Consumers by proxy. That's a pretty apt description for a product reviewer. He or she, on behalf of a prospective owner, is to procure -- that word comes from the same root as proxy -- an item and, with the reviewer's published proximal experience thereof, assist the prospective owner in a decision on whether "to keep the item" written about (to actually buy it) or to "return it for a full refund".
In the course of fulfilling that obligation, the reviewer collects data. Every single aspect of the virtual acquisition by proxy nets data, from the first phone call or e-mail to the final shipper arrangement for returning the product. Some manufacturers don't grasp the basic concept of how the reviewing process begins well before the first listening session and continues well past the last one. A major bit that should be obvious is the quality of packing materials. If you show little concern for getting your product to its intended recipient in mint condition -- and with the packing materials fully resuable for subsequent warranty repairs -- you're disrespecting your paying customer. Superior design doesn't stop at the component, it includes comprehensive packaging that's over-engineered to fulfill its function and which can be reassembled without requiring an advanced degree in puzzle solving or having more hands than Shiva Nataraj.

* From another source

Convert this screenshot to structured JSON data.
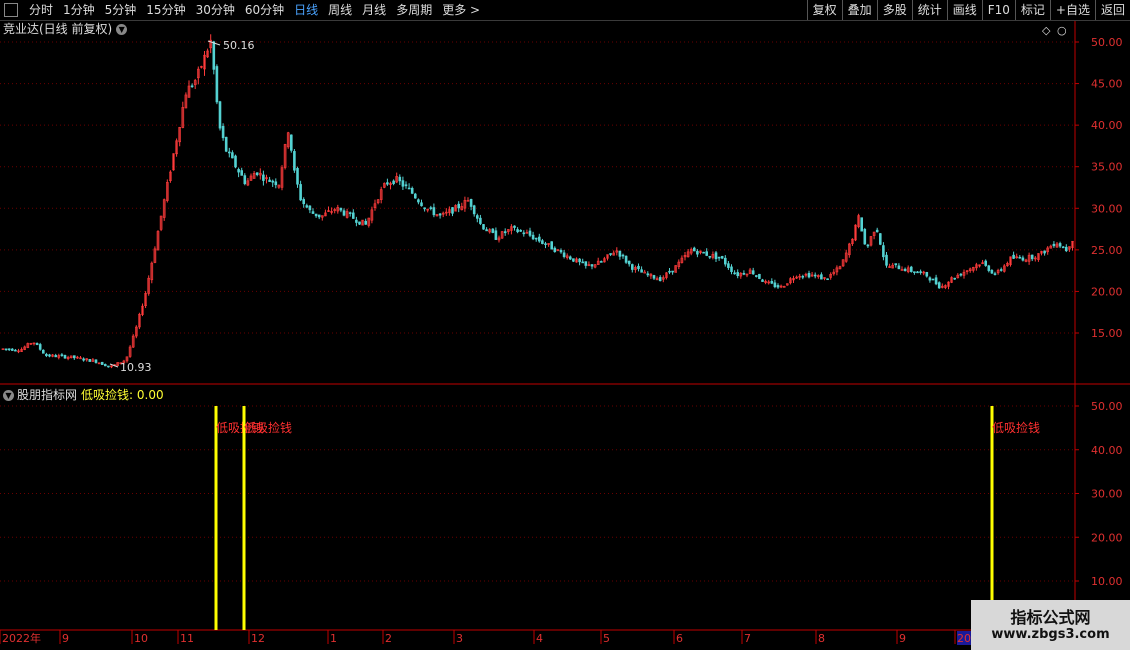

If you can't be bothered to check whether you included a remote with working batteries; spikes; an owner's manual, a power cord; a BNC-to-RCA converter; or any of the other accessories necessary to operate your component as advertised - then you're disrespecting your paying customer. If your review product shows up five months late, arrives shipping damaged and misses its accessories, ask what that says about you and why anyone should want to do business with you.
If your replies to technical questions are evasive; if your suggestions on how to improve performance merely fault the reviewer's setup rather than include any constructive suggestions; if your communications are poor and always late; if your website hasn't been updated in two years; if you can't address issues promptly, professionally and courteously; why should reviewers assume you'd treat paying customers properly? If you promise a fully broken-in component and what arrives instead needs 1000 hours of hard gulag duty, is your word any good?
Some well-established reviewers eventually focus on a small group of manufacturers who have, time and again, proven to have their shit together. At the end of the day when your mom or daughter's boyfriend asks you for a recommendation, you don't really give a twit about hair width's performance differences. You care about the things they will care about - reliability in all aspects of business conduct. Viewed from that perspective, how many makers in the cottage industry of specialty audio can really be recommended without buying into grief?
Make no mistake, there are quite a few. But many come up short. One way of viewing such shortages is as lack of respect - for what we as reviewers do and, by extension, for what the paying customer should expect. We really are consumers by proxy. So make sure that our experience with you reflects what a paying consumer will encounter. And don't forget that this experience includes far more than just the cold box of electrical parts. Heraclitus was right, you can only make one first impression. The responsibility to make that impression count and representative of your company and all of its employees rests solely with you. Don't disrespect your customers, nor us, their agents by proxy.